** Directions for this task **
Without pictures, retype the following entries exactly.

* * * * * * *

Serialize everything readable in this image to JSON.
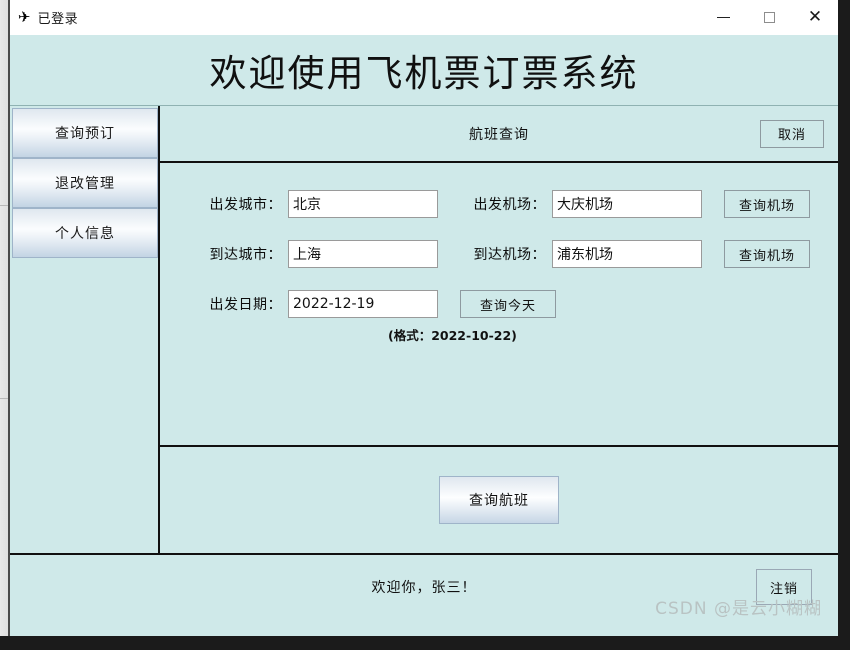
{
  "window": {
    "title": "已登录",
    "icon": "airplane-icon",
    "controls": {
      "minimize": "−",
      "maximize": "□",
      "close": "✕"
    }
  },
  "banner": {
    "heading": "欢迎使用飞机票订票系统"
  },
  "sidebar": {
    "items": [
      {
        "label": "查询预订"
      },
      {
        "label": "退改管理"
      },
      {
        "label": "个人信息"
      }
    ]
  },
  "panel": {
    "title": "航班查询",
    "cancel_label": "取消"
  },
  "form": {
    "departure_city": {
      "label": "出发城市：",
      "value": "北京",
      "placeholder": ""
    },
    "departure_airport": {
      "label": "出发机场：",
      "value": "大庆机场",
      "placeholder": "",
      "lookup_label": "查询机场"
    },
    "arrival_city": {
      "label": "到达城市：",
      "value": "上海",
      "placeholder": ""
    },
    "arrival_airport": {
      "label": "到达机场：",
      "value": "浦东机场",
      "placeholder": "",
      "lookup_label": "查询机场"
    },
    "departure_date": {
      "label": "出发日期：",
      "value": "2022-12-19",
      "placeholder": "",
      "today_label": "查询今天",
      "format_hint": "(格式：2022-10-22)"
    }
  },
  "actions": {
    "search_flight_label": "查询航班"
  },
  "footer": {
    "welcome_text": "欢迎你，张三！",
    "logout_label": "注销"
  },
  "watermark": {
    "text": "CSDN @是云小糊糊"
  },
  "colors": {
    "panel_bg": "#cfe9e9",
    "titlebar_bg": "#ffffff",
    "border_dark": "#101010",
    "input_bg": "#ffffff",
    "button_border": "#8e9aa0"
  }
}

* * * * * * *

** Exercise result **
Serialize everything readable in this image to JSON.
{
  "window": {
    "title": "已登录",
    "icon": "airplane-icon",
    "controls": {
      "minimize": "−",
      "maximize": "□",
      "close": "✕"
    }
  },
  "banner": {
    "heading": "欢迎使用飞机票订票系统"
  },
  "sidebar": {
    "items": [
      {
        "label": "查询预订"
      },
      {
        "label": "退改管理"
      },
      {
        "label": "个人信息"
      }
    ]
  },
  "panel": {
    "title": "航班查询",
    "cancel_label": "取消"
  },
  "form": {
    "departure_city": {
      "label": "出发城市：",
      "value": "北京",
      "placeholder": ""
    },
    "departure_airport": {
      "label": "出发机场：",
      "value": "大庆机场",
      "placeholder": "",
      "lookup_label": "查询机场"
    },
    "arrival_city": {
      "label": "到达城市：",
      "value": "上海",
      "placeholder": ""
    },
    "arrival_airport": {
      "label": "到达机场：",
      "value": "浦东机场",
      "placeholder": "",
      "lookup_label": "查询机场"
    },
    "departure_date": {
      "label": "出发日期：",
      "value": "2022-12-19",
      "placeholder": "",
      "today_label": "查询今天",
      "format_hint": "(格式：2022-10-22)"
    }
  },
  "actions": {
    "search_flight_label": "查询航班"
  },
  "footer": {
    "welcome_text": "欢迎你，张三！",
    "logout_label": "注销"
  },
  "watermark": {
    "text": "CSDN @是云小糊糊"
  },
  "colors": {
    "panel_bg": "#cfe9e9",
    "titlebar_bg": "#ffffff",
    "border_dark": "#101010",
    "input_bg": "#ffffff",
    "button_border": "#8e9aa0"
  }
}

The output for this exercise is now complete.